Start of SUPPLIED DATA

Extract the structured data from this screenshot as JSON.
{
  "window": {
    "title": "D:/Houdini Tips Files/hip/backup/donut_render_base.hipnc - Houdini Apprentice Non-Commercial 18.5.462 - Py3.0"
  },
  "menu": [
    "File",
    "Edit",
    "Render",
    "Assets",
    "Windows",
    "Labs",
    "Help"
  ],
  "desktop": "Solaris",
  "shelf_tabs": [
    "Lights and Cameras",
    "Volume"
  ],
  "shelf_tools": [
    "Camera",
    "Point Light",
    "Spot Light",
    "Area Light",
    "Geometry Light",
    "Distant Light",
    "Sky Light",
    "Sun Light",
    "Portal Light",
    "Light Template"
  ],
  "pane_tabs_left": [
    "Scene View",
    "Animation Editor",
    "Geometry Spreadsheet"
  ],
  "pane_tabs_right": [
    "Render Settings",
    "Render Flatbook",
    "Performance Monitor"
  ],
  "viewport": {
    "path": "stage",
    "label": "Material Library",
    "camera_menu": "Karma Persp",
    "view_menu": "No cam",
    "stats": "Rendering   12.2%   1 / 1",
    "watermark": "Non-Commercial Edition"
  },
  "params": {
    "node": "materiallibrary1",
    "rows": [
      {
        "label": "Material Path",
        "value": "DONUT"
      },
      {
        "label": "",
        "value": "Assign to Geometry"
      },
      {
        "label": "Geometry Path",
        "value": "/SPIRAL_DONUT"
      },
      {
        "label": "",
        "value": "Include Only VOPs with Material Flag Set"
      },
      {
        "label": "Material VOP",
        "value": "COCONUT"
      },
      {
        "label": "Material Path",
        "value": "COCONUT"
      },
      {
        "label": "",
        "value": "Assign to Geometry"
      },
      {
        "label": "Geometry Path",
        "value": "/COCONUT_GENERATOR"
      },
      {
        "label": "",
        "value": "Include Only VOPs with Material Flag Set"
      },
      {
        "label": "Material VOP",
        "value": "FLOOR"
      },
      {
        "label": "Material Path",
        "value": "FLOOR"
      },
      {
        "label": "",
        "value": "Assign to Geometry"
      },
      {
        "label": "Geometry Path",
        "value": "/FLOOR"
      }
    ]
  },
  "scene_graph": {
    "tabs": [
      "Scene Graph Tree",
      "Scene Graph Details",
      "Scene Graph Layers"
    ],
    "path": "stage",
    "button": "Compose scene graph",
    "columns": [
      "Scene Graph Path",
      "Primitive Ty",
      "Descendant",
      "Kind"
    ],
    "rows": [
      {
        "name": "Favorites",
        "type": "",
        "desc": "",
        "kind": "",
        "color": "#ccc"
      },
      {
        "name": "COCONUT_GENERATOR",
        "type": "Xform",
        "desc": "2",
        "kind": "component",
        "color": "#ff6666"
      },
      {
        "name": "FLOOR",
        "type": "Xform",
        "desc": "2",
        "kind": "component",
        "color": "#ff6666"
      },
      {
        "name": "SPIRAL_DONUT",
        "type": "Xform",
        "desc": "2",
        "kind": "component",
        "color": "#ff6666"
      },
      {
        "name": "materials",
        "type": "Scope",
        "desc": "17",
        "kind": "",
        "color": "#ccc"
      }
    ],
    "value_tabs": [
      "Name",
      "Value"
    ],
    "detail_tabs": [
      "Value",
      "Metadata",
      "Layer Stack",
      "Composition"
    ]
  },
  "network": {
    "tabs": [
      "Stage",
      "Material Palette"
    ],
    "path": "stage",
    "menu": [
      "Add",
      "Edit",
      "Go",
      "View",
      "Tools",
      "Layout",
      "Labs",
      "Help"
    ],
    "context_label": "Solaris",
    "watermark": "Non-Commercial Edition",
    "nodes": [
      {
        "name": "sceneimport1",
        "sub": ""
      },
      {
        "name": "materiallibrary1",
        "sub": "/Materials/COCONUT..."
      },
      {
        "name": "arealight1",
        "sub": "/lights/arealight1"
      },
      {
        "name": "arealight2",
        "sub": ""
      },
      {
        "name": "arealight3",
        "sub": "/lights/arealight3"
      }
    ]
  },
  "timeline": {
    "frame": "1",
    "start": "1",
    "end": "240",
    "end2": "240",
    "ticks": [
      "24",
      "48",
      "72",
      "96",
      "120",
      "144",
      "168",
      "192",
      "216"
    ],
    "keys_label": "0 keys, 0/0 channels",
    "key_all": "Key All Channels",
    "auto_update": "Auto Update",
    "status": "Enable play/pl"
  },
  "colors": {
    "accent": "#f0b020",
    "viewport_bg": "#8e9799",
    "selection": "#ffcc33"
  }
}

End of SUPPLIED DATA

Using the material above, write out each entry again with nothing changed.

_EXPECTED OUTPUT_.
Extract the structured data from this screenshot as JSON.
{
  "window": {
    "title": "D:/Houdini Tips Files/hip/backup/donut_render_base.hipnc - Houdini Apprentice Non-Commercial 18.5.462 - Py3.0"
  },
  "menu": [
    "File",
    "Edit",
    "Render",
    "Assets",
    "Windows",
    "Labs",
    "Help"
  ],
  "desktop": "Solaris",
  "shelf_tabs": [
    "Lights and Cameras",
    "Volume"
  ],
  "shelf_tools": [
    "Camera",
    "Point Light",
    "Spot Light",
    "Area Light",
    "Geometry Light",
    "Distant Light",
    "Sky Light",
    "Sun Light",
    "Portal Light",
    "Light Template"
  ],
  "pane_tabs_left": [
    "Scene View",
    "Animation Editor",
    "Geometry Spreadsheet"
  ],
  "pane_tabs_right": [
    "Render Settings",
    "Render Flatbook",
    "Performance Monitor"
  ],
  "viewport": {
    "path": "stage",
    "label": "Material Library",
    "camera_menu": "Karma Persp",
    "view_menu": "No cam",
    "stats": "Rendering   12.2%   1 / 1",
    "watermark": "Non-Commercial Edition"
  },
  "params": {
    "node": "materiallibrary1",
    "rows": [
      {
        "label": "Material Path",
        "value": "DONUT"
      },
      {
        "label": "",
        "value": "Assign to Geometry"
      },
      {
        "label": "Geometry Path",
        "value": "/SPIRAL_DONUT"
      },
      {
        "label": "",
        "value": "Include Only VOPs with Material Flag Set"
      },
      {
        "label": "Material VOP",
        "value": "COCONUT"
      },
      {
        "label": "Material Path",
        "value": "COCONUT"
      },
      {
        "label": "",
        "value": "Assign to Geometry"
      },
      {
        "label": "Geometry Path",
        "value": "/COCONUT_GENERATOR"
      },
      {
        "label": "",
        "value": "Include Only VOPs with Material Flag Set"
      },
      {
        "label": "Material VOP",
        "value": "FLOOR"
      },
      {
        "label": "Material Path",
        "value": "FLOOR"
      },
      {
        "label": "",
        "value": "Assign to Geometry"
      },
      {
        "label": "Geometry Path",
        "value": "/FLOOR"
      }
    ]
  },
  "scene_graph": {
    "tabs": [
      "Scene Graph Tree",
      "Scene Graph Details",
      "Scene Graph Layers"
    ],
    "path": "stage",
    "button": "Compose scene graph",
    "columns": [
      "Scene Graph Path",
      "Primitive Ty",
      "Descendant",
      "Kind"
    ],
    "rows": [
      {
        "name": "Favorites",
        "type": "",
        "desc": "",
        "kind": "",
        "color": "#ccc"
      },
      {
        "name": "COCONUT_GENERATOR",
        "type": "Xform",
        "desc": "2",
        "kind": "component",
        "color": "#ff6666"
      },
      {
        "name": "FLOOR",
        "type": "Xform",
        "desc": "2",
        "kind": "component",
        "color": "#ff6666"
      },
      {
        "name": "SPIRAL_DONUT",
        "type": "Xform",
        "desc": "2",
        "kind": "component",
        "color": "#ff6666"
      },
      {
        "name": "materials",
        "type": "Scope",
        "desc": "17",
        "kind": "",
        "color": "#ccc"
      }
    ],
    "value_tabs": [
      "Name",
      "Value"
    ],
    "detail_tabs": [
      "Value",
      "Metadata",
      "Layer Stack",
      "Composition"
    ]
  },
  "network": {
    "tabs": [
      "Stage",
      "Material Palette"
    ],
    "path": "stage",
    "menu": [
      "Add",
      "Edit",
      "Go",
      "View",
      "Tools",
      "Layout",
      "Labs",
      "Help"
    ],
    "context_label": "Solaris",
    "watermark": "Non-Commercial Edition",
    "nodes": [
      {
        "name": "sceneimport1",
        "sub": ""
      },
      {
        "name": "materiallibrary1",
        "sub": "/Materials/COCONUT..."
      },
      {
        "name": "arealight1",
        "sub": "/lights/arealight1"
      },
      {
        "name": "arealight2",
        "sub": ""
      },
      {
        "name": "arealight3",
        "sub": "/lights/arealight3"
      }
    ]
  },
  "timeline": {
    "frame": "1",
    "start": "1",
    "end": "240",
    "end2": "240",
    "ticks": [
      "24",
      "48",
      "72",
      "96",
      "120",
      "144",
      "168",
      "192",
      "216"
    ],
    "keys_label": "0 keys, 0/0 channels",
    "key_all": "Key All Channels",
    "auto_update": "Auto Update",
    "status": "Enable play/pl"
  },
  "colors": {
    "accent": "#f0b020",
    "viewport_bg": "#8e9799",
    "selection": "#ffcc33"
  }
}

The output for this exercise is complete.